Prime Minister Benjamin Netanyahu found himself on the defensive Wednesday, as he was forced to fend off scathing criticism for the recent string of legislative acts promoted by the Coalition, most notably the controversial libel bill, which the Opposition claims will deal a virtual deathblow to democracy in Israel.
Netanyahu faced the plenum after the Opposition called a special session titled: "The political, social and economical failures of the Netanyahu government."
- Libel bill passes first Knesset reading
Thousands protest against 'libel bill'
'Amendment to Defamation Law outrageous'
The session was called over what many have called the "silencing amendment" to Israel's Defamation Law.
"No one has the right to slander," Netanyahu told the Knesset plenum. "This bill is meant to back the publication of the truth."
All in good measure. Netanyahu (Photo: Gil Yohanan)
"The bill is intended to deal with anyone who makes statements that are untrue. Everyone has the right to broadcast, report and write – but no one has the right to slander.
"A person who has been wronged deserved to be compensated. This is not just a random decree by the Knesset – this is a ruling of the courts. The majority of the public supports this bill, because they know that such protection is nearly nonexistent.
"And I say – this amendment is necessary but there is no need to get carried away – all must be done in good measure," Netanyahu added.
If passed, the bill would loosen the criteria for slander and libel, and significantly raise the maximum damages paid for such violations.
Every case, the prime minister stressed, will be reviewed by the courts on its own merits. "The court will always have the final say.
"I hear your talk about the erosion of democracy, about silencing people. I come in here and see the Opposition MKs sit in silence – no one dares speak against the prime minister. They address him with all due respect," Netanyahu remarked sardonically.
"I turn on the radio and the TV and the newspapers and lo and behold – everyone agrees with the prime minister… We all know that nothing of a sort is happening here. No one really thinks we'll end up with a 'thought police.' No harm will come to our democracy – after all – this is what democracy is all about!
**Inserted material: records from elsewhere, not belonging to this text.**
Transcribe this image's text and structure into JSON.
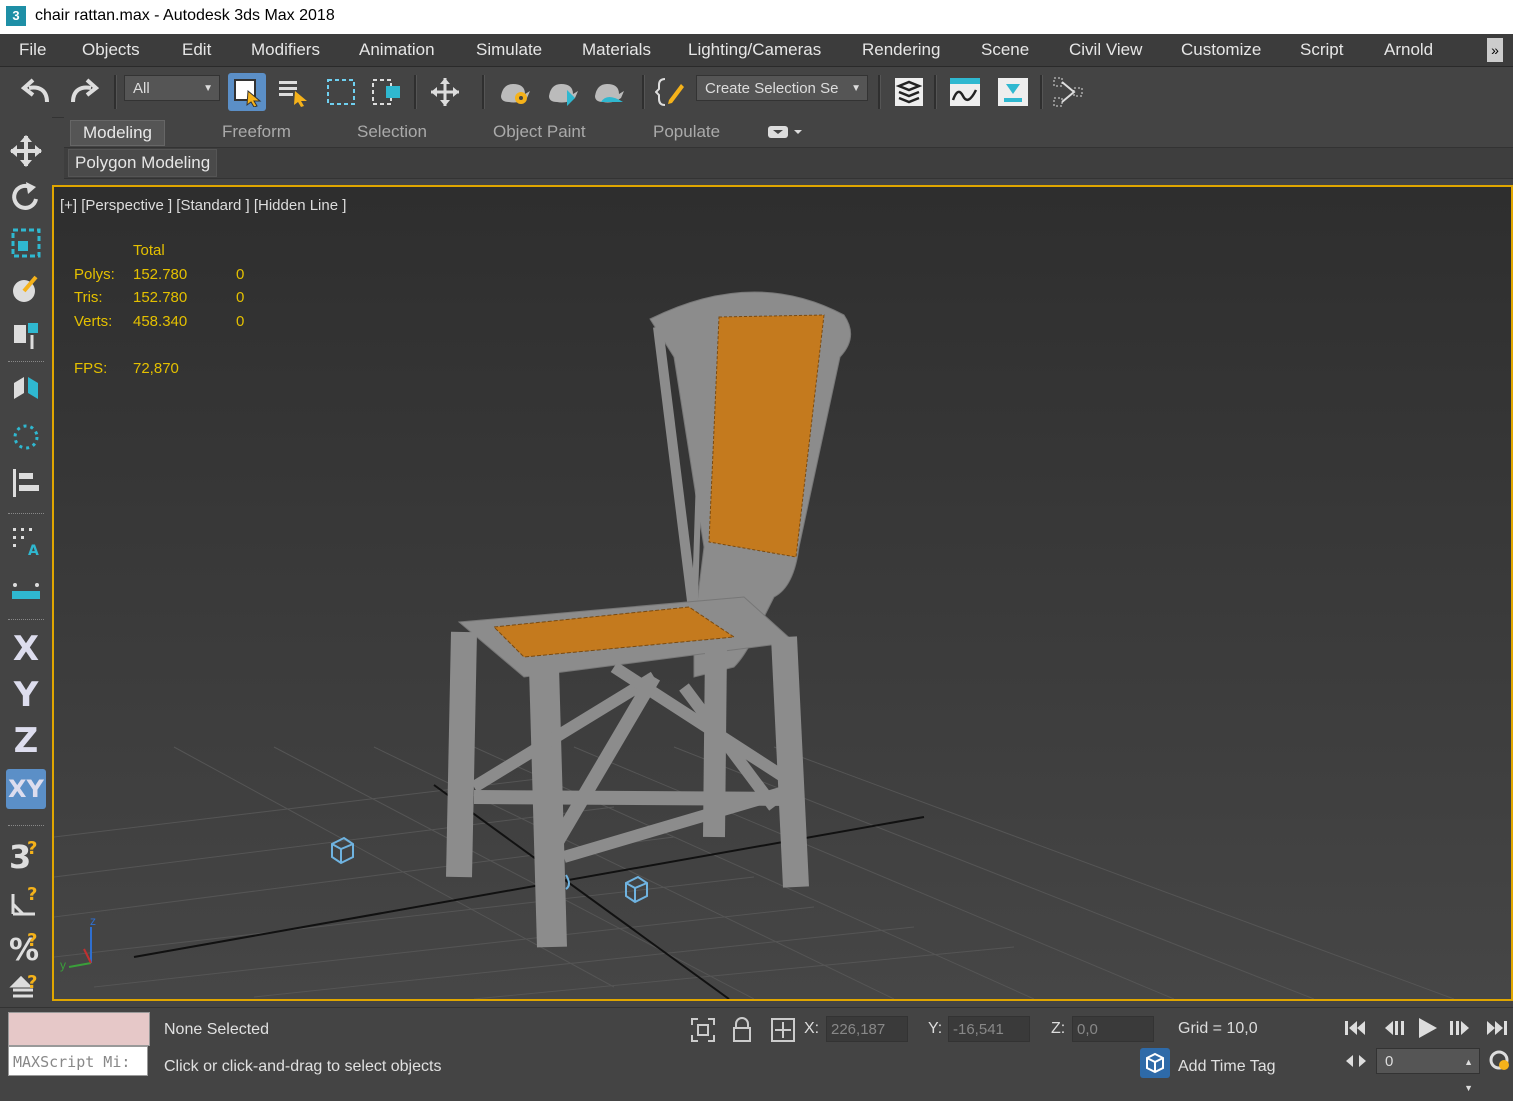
{
  "window": {
    "title": "chair rattan.max - Autodesk 3ds Max 2018",
    "app_icon": "3"
  },
  "menu": [
    "File",
    "Objects",
    "Edit",
    "Modifiers",
    "Animation",
    "Simulate",
    "Materials",
    "Lighting/Cameras",
    "Rendering",
    "Scene",
    "Civil View",
    "Customize",
    "Script",
    "Arnold"
  ],
  "menu_overflow": "»",
  "toolbar": {
    "filter_value": "All",
    "selection_set_value": "Create Selection Se"
  },
  "ribbon": {
    "tabs": [
      "Modeling",
      "Freeform",
      "Selection",
      "Object Paint",
      "Populate"
    ],
    "active_tab": "Modeling",
    "panel_title": "Polygon Modeling"
  },
  "left_toolbar": {
    "axis_x": "X",
    "axis_y": "Y",
    "axis_z": "Z",
    "axis_xy": "XY"
  },
  "viewport": {
    "label": "[+] [Perspective ] [Standard ] [Hidden Line ]",
    "stats": {
      "header": "Total",
      "polys_label": "Polys:",
      "polys_total": "152.780",
      "polys_sel": "0",
      "tris_label": "Tris:",
      "tris_total": "152.780",
      "tris_sel": "0",
      "verts_label": "Verts:",
      "verts_total": "458.340",
      "verts_sel": "0",
      "fps_label": "FPS:",
      "fps_value": "72,870"
    },
    "gizmo": {
      "z": "z",
      "y": "y"
    }
  },
  "status": {
    "selection": "None Selected",
    "prompt": "Click or click-and-drag to select objects",
    "maxscript_placeholder": "MAXScript Mi:",
    "x_label": "X:",
    "x_value": "226,187",
    "y_label": "Y:",
    "y_value": "-16,541",
    "z_label": "Z:",
    "z_value": "0,0",
    "grid": "Grid = 10,0",
    "add_time_tag": "Add Time Tag",
    "frame_value": "0"
  },
  "colors": {
    "accent_blue": "#5b8fc7",
    "viewport_border": "#e0a600",
    "stats_text": "#e4c000",
    "wireframe": "#8c8c8c",
    "rattan": "#c47a1e"
  }
}
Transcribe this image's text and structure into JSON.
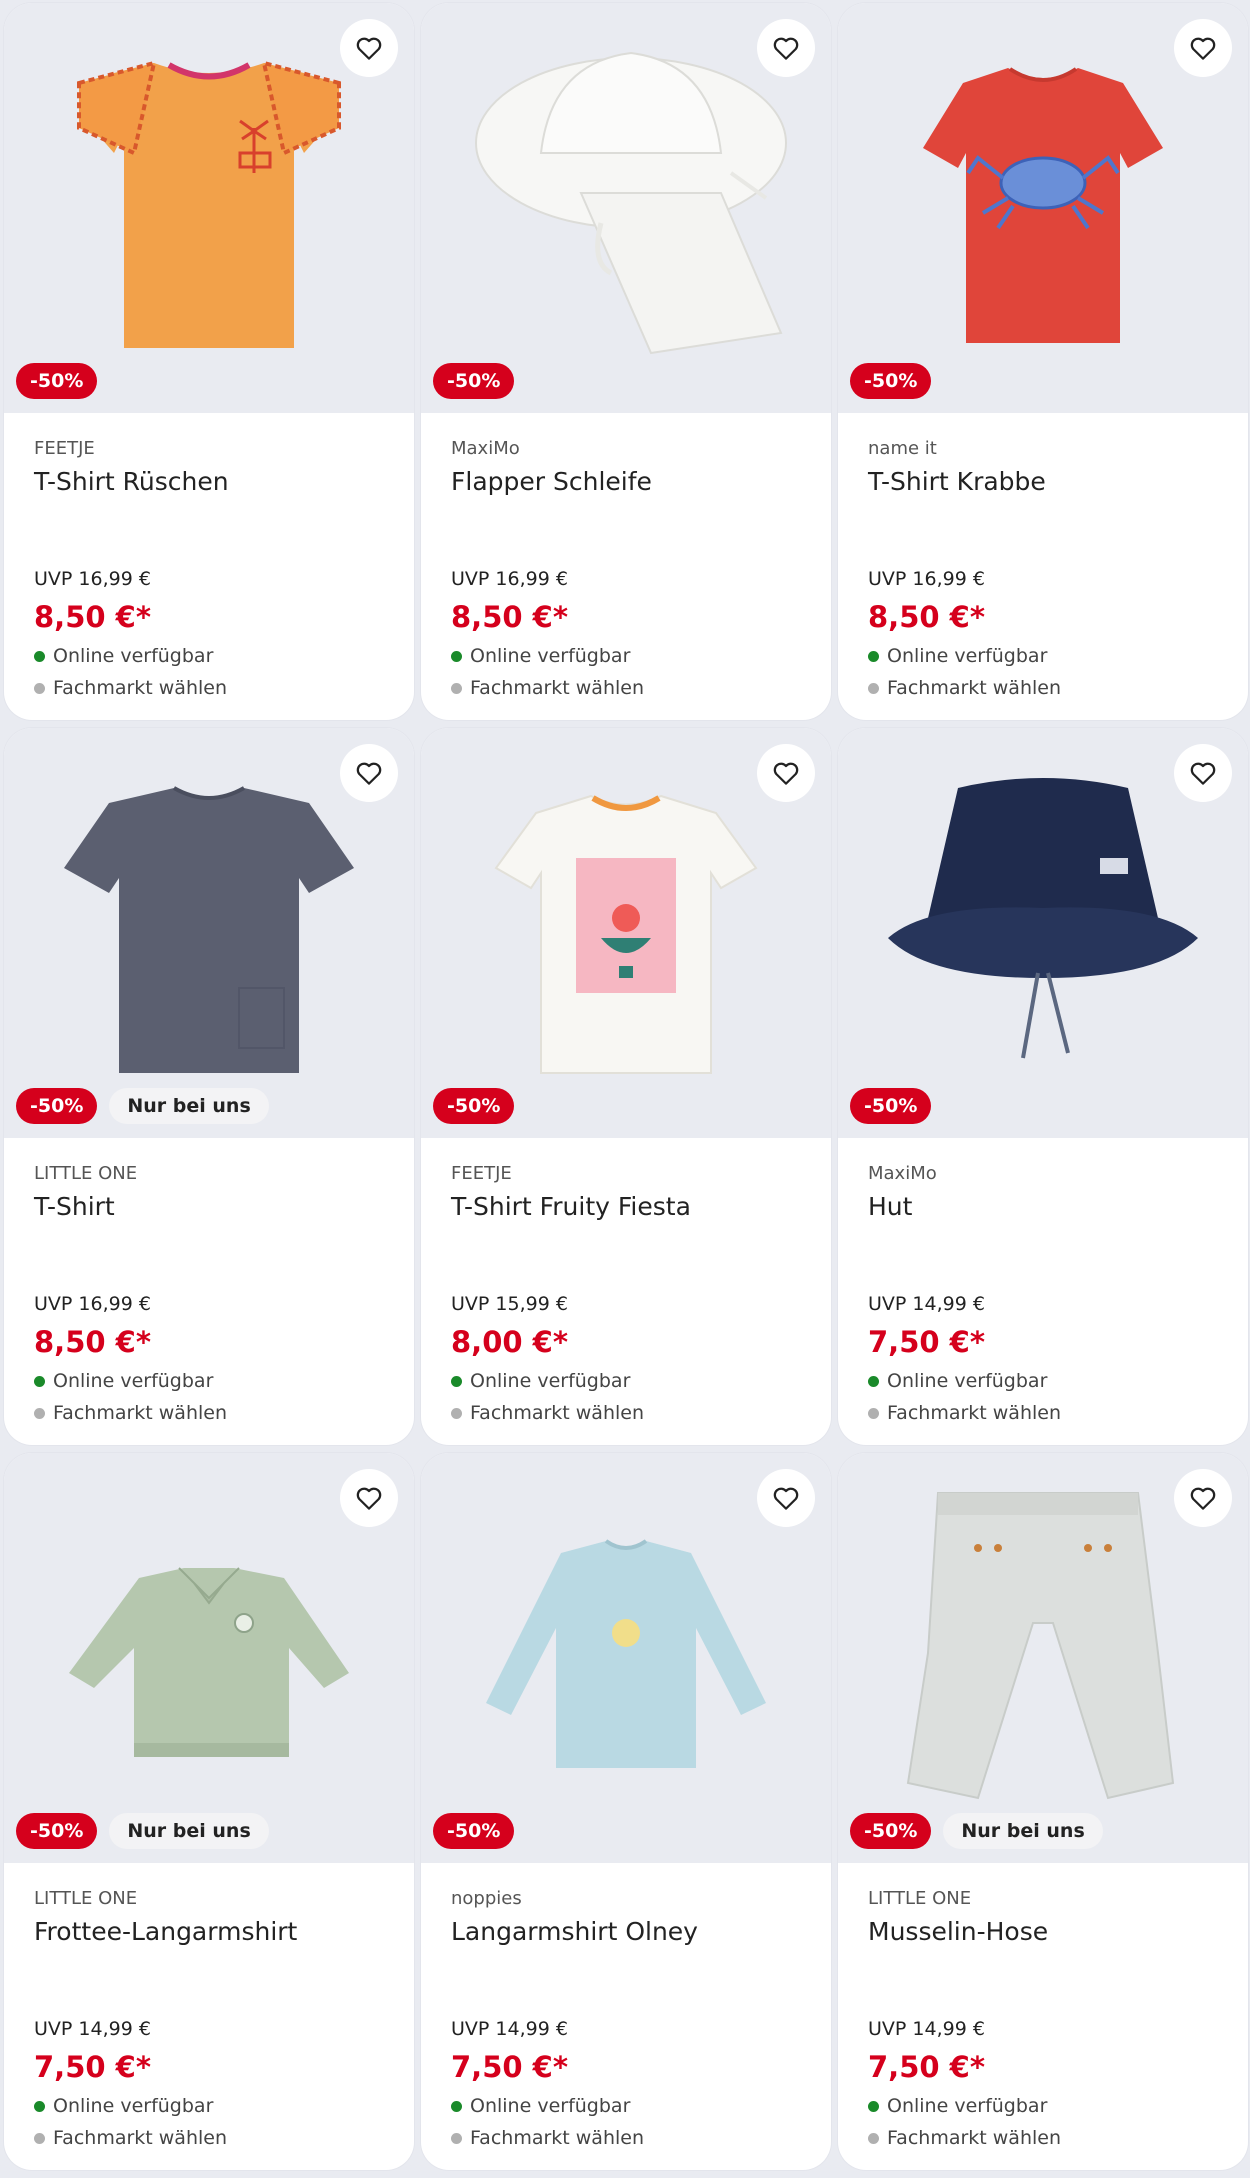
{
  "colors": {
    "sale": "#d5001c",
    "online_dot": "#1a8a2a",
    "store_dot": "#b0b0b0",
    "card_bg": "#ffffff",
    "image_bg": "#e9ebf1"
  },
  "products": [
    {
      "brand": "FEETJE",
      "title": "T-Shirt Rüschen",
      "uvp": "UVP 16,99 €",
      "price": "8,50 €*",
      "discount": "-50%",
      "exclusive": "",
      "online": "Online verfügbar",
      "store": "Fachmarkt wählen",
      "icon": "orange-ruffle-tshirt"
    },
    {
      "brand": "MaxiMo",
      "title": "Flapper Schleife",
      "uvp": "UVP 16,99 €",
      "price": "8,50 €*",
      "discount": "-50%",
      "exclusive": "",
      "online": "Online verfügbar",
      "store": "Fachmarkt wählen",
      "icon": "white-sun-hat"
    },
    {
      "brand": "name it",
      "title": "T-Shirt Krabbe",
      "uvp": "UVP 16,99 €",
      "price": "8,50 €*",
      "discount": "-50%",
      "exclusive": "",
      "online": "Online verfügbar",
      "store": "Fachmarkt wählen",
      "icon": "red-crab-tshirt"
    },
    {
      "brand": "LITTLE ONE",
      "title": "T-Shirt",
      "uvp": "UVP 16,99 €",
      "price": "8,50 €*",
      "discount": "-50%",
      "exclusive": "Nur bei uns",
      "online": "Online verfügbar",
      "store": "Fachmarkt wählen",
      "icon": "grey-tshirt"
    },
    {
      "brand": "FEETJE",
      "title": "T-Shirt Fruity Fiesta",
      "uvp": "UVP 15,99 €",
      "price": "8,00 €*",
      "discount": "-50%",
      "exclusive": "",
      "online": "Online verfügbar",
      "store": "Fachmarkt wählen",
      "icon": "white-print-tshirt"
    },
    {
      "brand": "MaxiMo",
      "title": "Hut",
      "uvp": "UVP 14,99 €",
      "price": "7,50 €*",
      "discount": "-50%",
      "exclusive": "",
      "online": "Online verfügbar",
      "store": "Fachmarkt wählen",
      "icon": "navy-bucket-hat"
    },
    {
      "brand": "LITTLE ONE",
      "title": "Frottee-Langarmshirt",
      "uvp": "UVP 14,99 €",
      "price": "7,50 €*",
      "discount": "-50%",
      "exclusive": "Nur bei uns",
      "online": "Online verfügbar",
      "store": "Fachmarkt wählen",
      "icon": "green-sweatshirt"
    },
    {
      "brand": "noppies",
      "title": "Langarmshirt Olney",
      "uvp": "UVP 14,99 €",
      "price": "7,50 €*",
      "discount": "-50%",
      "exclusive": "",
      "online": "Online verfügbar",
      "store": "Fachmarkt wählen",
      "icon": "light-blue-longsleeve"
    },
    {
      "brand": "LITTLE ONE",
      "title": "Musselin-Hose",
      "uvp": "UVP 14,99 €",
      "price": "7,50 €*",
      "discount": "-50%",
      "exclusive": "Nur bei uns",
      "online": "Online verfügbar",
      "store": "Fachmarkt wählen",
      "icon": "grey-muslin-pants"
    }
  ]
}
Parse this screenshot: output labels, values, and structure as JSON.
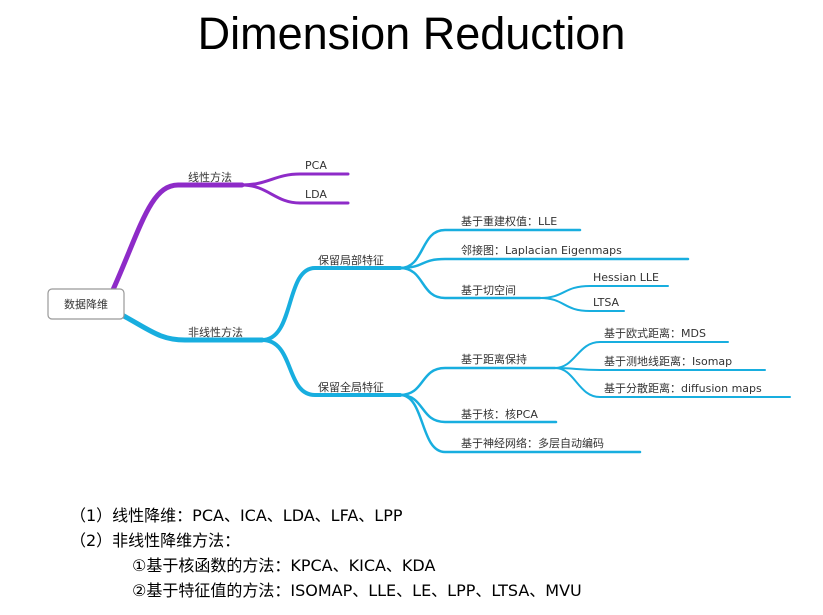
{
  "title": "Dimension Reduction",
  "colors": {
    "purple_branch": "#8E2BC8",
    "blue_branch": "#18AEDF",
    "root_border": "#999999",
    "text": "#333333"
  },
  "mindmap": {
    "root": "数据降维",
    "linear": {
      "label": "线性方法",
      "children": [
        "PCA",
        "LDA"
      ]
    },
    "nonlinear": {
      "label": "非线性方法",
      "local": {
        "label": "保留局部特征",
        "reweight": "基于重建权值：LLE",
        "adjacency": "邻接图：Laplacian Eigenmaps",
        "tangent": {
          "label": "基于切空间",
          "children": [
            "Hessian LLE",
            "LTSA"
          ]
        }
      },
      "global": {
        "label": "保留全局特征",
        "distance": {
          "label": "基于距离保持",
          "children": [
            "基于欧式距离：MDS",
            "基于测地线距离：Isomap",
            "基于分散距离：diffusion maps"
          ]
        },
        "kernel": "基于核：核PCA",
        "neural": "基于神经网络：多层自动编码"
      }
    }
  },
  "notes": {
    "line1": "（1）线性降维：PCA、ICA、LDA、LFA、LPP",
    "line2": "（2）非线性降维方法：",
    "line3": "①基于核函数的方法：KPCA、KICA、KDA",
    "line4": "②基于特征值的方法：ISOMAP、LLE、LE、LPP、LTSA、MVU"
  }
}
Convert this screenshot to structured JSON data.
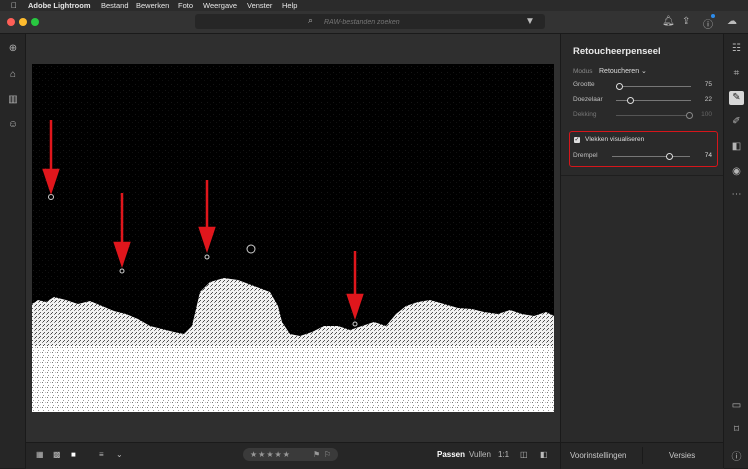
{
  "menu": {
    "apple": "",
    "app_name": "Adobe Lightroom",
    "items": [
      "Bestand",
      "Bewerken",
      "Foto",
      "Weergave",
      "Venster",
      "Help"
    ]
  },
  "search": {
    "placeholder": "RAW-bestanden zoeken"
  },
  "panel": {
    "title": "Retoucheerpenseel",
    "mode_label": "Modus",
    "mode_value": "Retoucheren",
    "sliders": [
      {
        "label": "Grootte",
        "value": "75",
        "fraction": 0.03,
        "dimmed": false
      },
      {
        "label": "Doezelaar",
        "value": "22",
        "fraction": 0.22,
        "dimmed": false
      },
      {
        "label": "Dekking",
        "value": "100",
        "fraction": 1.0,
        "dimmed": true
      }
    ],
    "visualize_label": "Vlekken visualiseren",
    "visualize_checked": true,
    "threshold_label": "Drempel",
    "threshold_value": "74",
    "threshold_fraction": 0.74
  },
  "bottom": {
    "fit_label": "Passen",
    "fill_label": "Vullen",
    "ratio_label": "1:1",
    "presets_label": "Voorinstellingen",
    "versions_label": "Versies",
    "stars": "★★★★★"
  },
  "colors": {
    "highlight_box": "#d6161b",
    "arrow": "#e0161c",
    "accent": "#2d8ceb"
  }
}
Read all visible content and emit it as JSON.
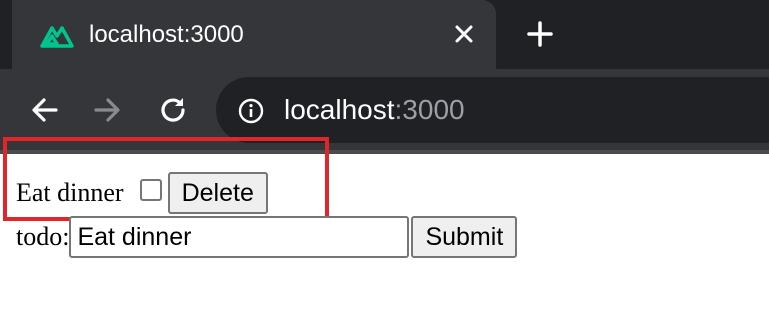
{
  "browser": {
    "tab_title": "localhost:3000",
    "favicon": "nuxt-logo-icon",
    "close_icon": "close-icon",
    "new_tab_icon": "plus-icon",
    "url_host": "localhost",
    "url_port": ":3000",
    "colors": {
      "tabstrip": "#202124",
      "toolbar": "#35363a",
      "favicon": "#00c58e"
    }
  },
  "page": {
    "todos": [
      {
        "text": "Eat dinner",
        "checked": false,
        "delete_label": "Delete"
      }
    ],
    "form": {
      "label": "todo:",
      "input_value": "Eat dinner",
      "submit_label": "Submit"
    },
    "highlight_color": "#e0252b"
  }
}
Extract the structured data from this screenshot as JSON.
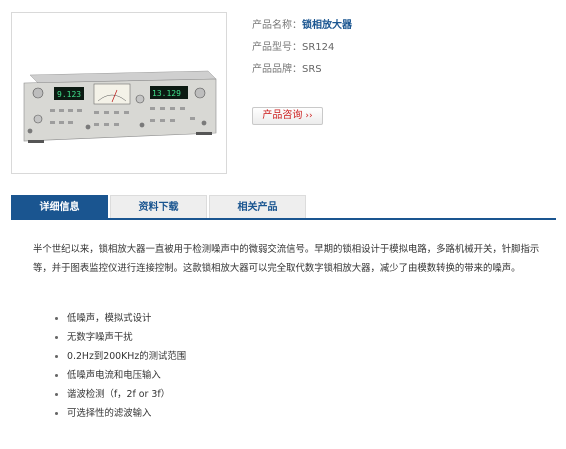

"We have been missing it for years. Israel's citizens are in great distress. This is why what we need is a moderate amendment, and when we go through with it we'll have a healthier, stronger and more just democracy," Netanyahu concluded.
- Receive Ynetnews updates
directly to your desktop